Continuing research programme
A three-year NDA RWMD funded experimental programme is underway to further develop an understanding of the transport of 14C in soil–plant systems in field conditions (Atkinson et al., 2012). The parameter to which the models are most sensitive is the assumed mixing of air within the plant canopy and between adjacent air layers; and (for smaller field sizes) lateral air movement. The behaviour and fate of 14C-labelled methane introduced into subsurface soil and subsequent incorporation into vegetation is being determined experimentally using 13C as a non-radioactive surrogate for 14C. Isotope ratio mass spectroscopy is used to determine 13C/12C ratios.

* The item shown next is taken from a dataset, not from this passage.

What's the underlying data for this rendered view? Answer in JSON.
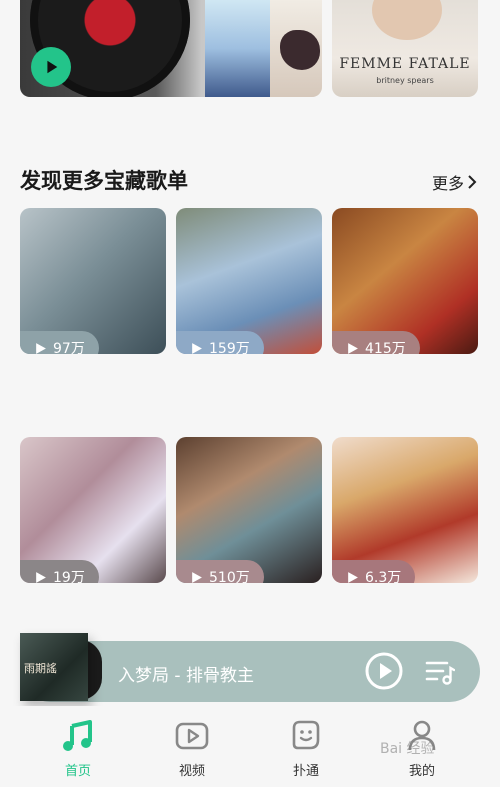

Currently, small-scale laboratory investigations are being undertaken. These experiments will provide guidance and confidence in the design of the field experiments. Results will provide information that will help to further bound the uncertainties regarded as having the most influence in the behaviour of 14C in agricultural ecosystems, and as such support future safety assessment calculations relating to 14C.
The study reported here was carried out by staff from the Agence Nationale pour la Gestion des Déchets Radioactifs (Andra, France), Électricité de France (EDF), the Swedish Radiation Safety Authority (SSM) and the technical support team, made up from GMS Abingdon, Limer Scientific Consulting, Quintessa, Eden Nuclear and Environment and Mike Thorne and Associates. The study was supported financially by Andra, EDF, LLW Repository Ltd (UK), the National Cooperative for the Disposal of Radioactive Waste (Nagra, Switzerland), the Nuclear Decommissioning Authority Radioactive Waste Management Directorate (UK), Nuclear Waste Management Organisation of Japan, Svensk Kärnbränslehantering AB (Sweden) and SSM. Additional technical input and comments are gratefully acknowledged from staff at the Institut de Radioprotection et de Sreté Nucléaire (France), the University of Nottingham (UK), the University of East Finland, the Centro de Investigaciones Energéticas, Medioambientales y Tecnológicas (Spain), EcoMatters (Canada), the National Institute of Radiological Sciences (Japan), Facilia AB (Sweden) and the Helmholtz-Zentrum (Germany).